Environmental degradation resulting, in part, from globalised food systems, including New Zealand’s practices, has led to an alarming failure in ensuring food security and community resilience. This degradation induced climate change, creating a self-destructive cycle (Dury et al., 2019). New Zealand, like many regions, grapples with the extensive repercussions of these issues. Addressing these challenges is paramount for the nation’s security and economy.
In New Zealand, the predominant approach to address these issues centres on the existing industrial farming systems and strives for improvement through technology and innovation. However, it’s not just incremental changes that are needed; a paradigm shift is required. Within the country a distinct group of small-scale food growers are utilising techniques aligned with international literature and practices.
The question arises: Can small scale food growers help New Zealand’s domestic food security while simultaneously benefiting the environment and community resilience?
This study has a dual purpose: firstly, to comprehensively understand New Zealand’s small-scale food growers, their integration into the landscape, ecosystems, and communities; and secondly, to underscore the significance of these growers in addressing New Zealand’s present and future challenges.
To achieve these objectives, this research project combines a thorough literature review with an examination of a select group of ten small-scale food growers in New Zealand, operating on land blocks smaller than ten hectares. The research comprises twenty interviews, including thirteen growers, three thought leaders, two business representatives, and one consultant and facilitator each. These interviews undergo thematic analysis, which is later compared with the literature review’s findings.
Key findings indicate that the current terminology associated with this group of growers and their land size is inconsistent and unrepresentative. Crop diversity, the primary technique used on small-scale food farms in New Zealand, has a positive impact on the natural environment. Moreover, crop diversity leads to increased distribution diversity and enhanced community resilience.
1. Create a robust identity to unite the small scale food grower sector
2. Quantify the produce impact of small scale growers in local communities, through investment in research

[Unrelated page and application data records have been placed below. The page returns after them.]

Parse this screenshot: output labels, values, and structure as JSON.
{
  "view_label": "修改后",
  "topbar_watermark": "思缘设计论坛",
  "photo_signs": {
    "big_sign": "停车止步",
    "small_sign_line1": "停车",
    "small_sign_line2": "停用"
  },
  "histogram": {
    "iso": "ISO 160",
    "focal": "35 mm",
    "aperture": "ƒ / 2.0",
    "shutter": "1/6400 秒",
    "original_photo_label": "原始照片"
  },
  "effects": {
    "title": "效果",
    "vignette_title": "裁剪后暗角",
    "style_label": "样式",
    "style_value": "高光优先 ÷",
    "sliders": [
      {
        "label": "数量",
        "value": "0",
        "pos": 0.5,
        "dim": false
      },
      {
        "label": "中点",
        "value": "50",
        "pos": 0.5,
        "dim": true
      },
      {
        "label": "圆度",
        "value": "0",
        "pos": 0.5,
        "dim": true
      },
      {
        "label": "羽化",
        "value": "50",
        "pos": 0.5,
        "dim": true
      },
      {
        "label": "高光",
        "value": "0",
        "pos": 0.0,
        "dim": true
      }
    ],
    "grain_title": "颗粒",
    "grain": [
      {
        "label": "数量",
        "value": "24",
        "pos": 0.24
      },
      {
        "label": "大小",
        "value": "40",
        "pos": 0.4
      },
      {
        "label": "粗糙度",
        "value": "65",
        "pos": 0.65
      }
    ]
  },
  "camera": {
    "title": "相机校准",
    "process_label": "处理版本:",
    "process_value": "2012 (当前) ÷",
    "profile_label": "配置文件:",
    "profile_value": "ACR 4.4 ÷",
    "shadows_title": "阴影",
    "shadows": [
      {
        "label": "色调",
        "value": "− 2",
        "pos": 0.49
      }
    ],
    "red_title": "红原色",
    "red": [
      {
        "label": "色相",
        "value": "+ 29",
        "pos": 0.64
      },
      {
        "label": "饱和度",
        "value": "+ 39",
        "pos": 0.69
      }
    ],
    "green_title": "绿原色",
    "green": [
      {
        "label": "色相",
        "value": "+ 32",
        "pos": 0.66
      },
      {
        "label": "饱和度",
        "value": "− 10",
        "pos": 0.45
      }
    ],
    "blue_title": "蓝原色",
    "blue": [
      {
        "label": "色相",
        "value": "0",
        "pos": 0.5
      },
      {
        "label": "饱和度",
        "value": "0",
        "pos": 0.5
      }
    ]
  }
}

3. Sector leadership must participate in conversations for future domestic food security solutions
4. Use this report as a catalyst to initiate the above actions